The race of their lives
The race began on Sunday 1st September, starting from St Katharine Docks in London. After experiencing emotional goodbyes, the crews started out on the first leg of the circumnavigation, the Atlantic Trade Winds Leg – a 33-day marathon across the Atlantic to Uruguay, South America.
Routing towards the Canaries, the weather becomes warmer as the teams seek the Trade Winds to take them towards the Equator. The first key tactical decision the teams will face is whether to pass the Canaries to port, starboard or go through the middle of the islands.

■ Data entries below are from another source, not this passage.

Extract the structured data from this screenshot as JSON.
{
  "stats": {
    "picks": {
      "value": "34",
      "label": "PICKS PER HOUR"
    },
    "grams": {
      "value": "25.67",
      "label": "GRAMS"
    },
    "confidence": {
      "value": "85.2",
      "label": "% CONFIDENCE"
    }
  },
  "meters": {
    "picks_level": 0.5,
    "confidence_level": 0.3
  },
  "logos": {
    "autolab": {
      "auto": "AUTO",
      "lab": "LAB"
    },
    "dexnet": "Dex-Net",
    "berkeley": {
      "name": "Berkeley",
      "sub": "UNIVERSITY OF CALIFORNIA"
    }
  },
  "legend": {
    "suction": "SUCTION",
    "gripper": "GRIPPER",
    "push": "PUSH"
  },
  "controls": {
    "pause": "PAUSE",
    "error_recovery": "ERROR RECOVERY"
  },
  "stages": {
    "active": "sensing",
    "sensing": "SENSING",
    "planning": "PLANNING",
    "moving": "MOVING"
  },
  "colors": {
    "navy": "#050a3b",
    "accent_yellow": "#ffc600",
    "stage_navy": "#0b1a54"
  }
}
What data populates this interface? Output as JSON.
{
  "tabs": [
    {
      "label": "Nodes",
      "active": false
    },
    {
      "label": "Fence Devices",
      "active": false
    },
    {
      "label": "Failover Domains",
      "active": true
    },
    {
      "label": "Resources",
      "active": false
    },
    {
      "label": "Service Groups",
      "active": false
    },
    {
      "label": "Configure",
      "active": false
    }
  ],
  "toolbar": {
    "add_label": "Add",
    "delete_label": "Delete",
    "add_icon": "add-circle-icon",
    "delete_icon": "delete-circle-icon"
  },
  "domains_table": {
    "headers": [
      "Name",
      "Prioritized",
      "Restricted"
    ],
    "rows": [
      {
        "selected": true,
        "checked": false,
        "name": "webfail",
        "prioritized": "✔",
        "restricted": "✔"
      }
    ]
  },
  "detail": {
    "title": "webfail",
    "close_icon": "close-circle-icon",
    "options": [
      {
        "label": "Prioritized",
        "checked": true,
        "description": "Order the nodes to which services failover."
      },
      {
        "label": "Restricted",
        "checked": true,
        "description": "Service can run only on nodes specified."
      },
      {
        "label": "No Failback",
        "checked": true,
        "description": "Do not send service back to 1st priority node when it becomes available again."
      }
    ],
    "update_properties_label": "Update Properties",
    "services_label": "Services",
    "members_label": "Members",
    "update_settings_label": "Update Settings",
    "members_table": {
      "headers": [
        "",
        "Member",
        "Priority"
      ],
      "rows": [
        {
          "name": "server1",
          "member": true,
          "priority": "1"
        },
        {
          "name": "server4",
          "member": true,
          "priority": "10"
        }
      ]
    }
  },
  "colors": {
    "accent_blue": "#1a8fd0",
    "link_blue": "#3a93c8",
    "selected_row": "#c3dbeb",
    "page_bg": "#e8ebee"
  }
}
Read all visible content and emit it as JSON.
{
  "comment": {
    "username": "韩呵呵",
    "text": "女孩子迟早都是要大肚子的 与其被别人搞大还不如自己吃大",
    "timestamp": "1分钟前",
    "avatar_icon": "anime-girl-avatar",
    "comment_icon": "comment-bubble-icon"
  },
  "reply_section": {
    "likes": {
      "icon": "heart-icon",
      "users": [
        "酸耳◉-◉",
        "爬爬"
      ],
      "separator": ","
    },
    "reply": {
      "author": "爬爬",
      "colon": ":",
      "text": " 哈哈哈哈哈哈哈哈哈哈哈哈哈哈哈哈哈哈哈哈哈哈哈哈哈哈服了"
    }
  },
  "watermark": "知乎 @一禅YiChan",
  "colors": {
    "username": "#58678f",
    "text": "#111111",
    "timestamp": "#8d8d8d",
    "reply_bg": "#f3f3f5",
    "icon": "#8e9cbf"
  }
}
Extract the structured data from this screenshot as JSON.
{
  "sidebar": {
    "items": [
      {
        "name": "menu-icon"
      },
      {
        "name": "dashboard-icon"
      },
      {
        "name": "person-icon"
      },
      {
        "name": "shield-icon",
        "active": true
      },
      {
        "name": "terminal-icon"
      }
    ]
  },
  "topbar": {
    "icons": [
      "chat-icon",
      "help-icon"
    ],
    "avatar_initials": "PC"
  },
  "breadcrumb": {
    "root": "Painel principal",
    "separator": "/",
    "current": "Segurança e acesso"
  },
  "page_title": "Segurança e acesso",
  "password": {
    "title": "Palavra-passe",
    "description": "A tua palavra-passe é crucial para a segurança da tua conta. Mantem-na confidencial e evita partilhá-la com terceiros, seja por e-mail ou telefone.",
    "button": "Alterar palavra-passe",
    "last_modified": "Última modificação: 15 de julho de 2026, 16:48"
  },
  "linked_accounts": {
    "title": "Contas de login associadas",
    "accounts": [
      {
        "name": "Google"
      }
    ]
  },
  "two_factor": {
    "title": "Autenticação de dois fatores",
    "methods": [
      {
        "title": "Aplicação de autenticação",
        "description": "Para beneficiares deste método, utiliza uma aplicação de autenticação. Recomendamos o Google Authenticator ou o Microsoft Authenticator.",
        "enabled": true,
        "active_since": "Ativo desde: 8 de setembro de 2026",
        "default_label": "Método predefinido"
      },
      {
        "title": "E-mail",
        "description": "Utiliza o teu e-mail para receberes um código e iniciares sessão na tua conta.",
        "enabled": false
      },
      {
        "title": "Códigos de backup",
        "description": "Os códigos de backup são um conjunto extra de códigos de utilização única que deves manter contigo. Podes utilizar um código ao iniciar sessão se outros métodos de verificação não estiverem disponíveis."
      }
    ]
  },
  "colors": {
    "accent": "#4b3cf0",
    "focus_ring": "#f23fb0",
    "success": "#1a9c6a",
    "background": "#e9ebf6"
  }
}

The surrounding mountains can create a wind shadow for several hundred miles – get it wrong and they will feel the frustration of snail pace sailing.
The Trade Winds will come as a great relief but up ahead another challenge awaits; the dreaded Doldrums with fickle wind holes and sudden squalls that will test their patience to the full. As they go from the Northern to the Southern Hemisphere, the breeze will return but there are counter currents to avoid before South America appears over the horizon.
From Uruguay, the teams will stop at Cape Town, Fremantle, the Whitsundays, Sanya, Zhuhai, Seattle and New York before blasting back towards the finish port in almost a years’ time.
For all ports along their journey, our Global Provider Network team have harnessed their wealth of experience to provide the Clipper Race with in-depth reports consisting of a location summary, a list of local medical centres of excellence, and a clear procedure that should be followed if a crew member needs medical assistance or advice.
If you’d like to keep track of their progress, the Clipper Race Viewer will be in operation for the whole race and will update the position of each yacht on the route once an hour.
We wish all the teams the best of luck in the competition, and in the nicest possible way we hope we do not have cause to meet them on their journey!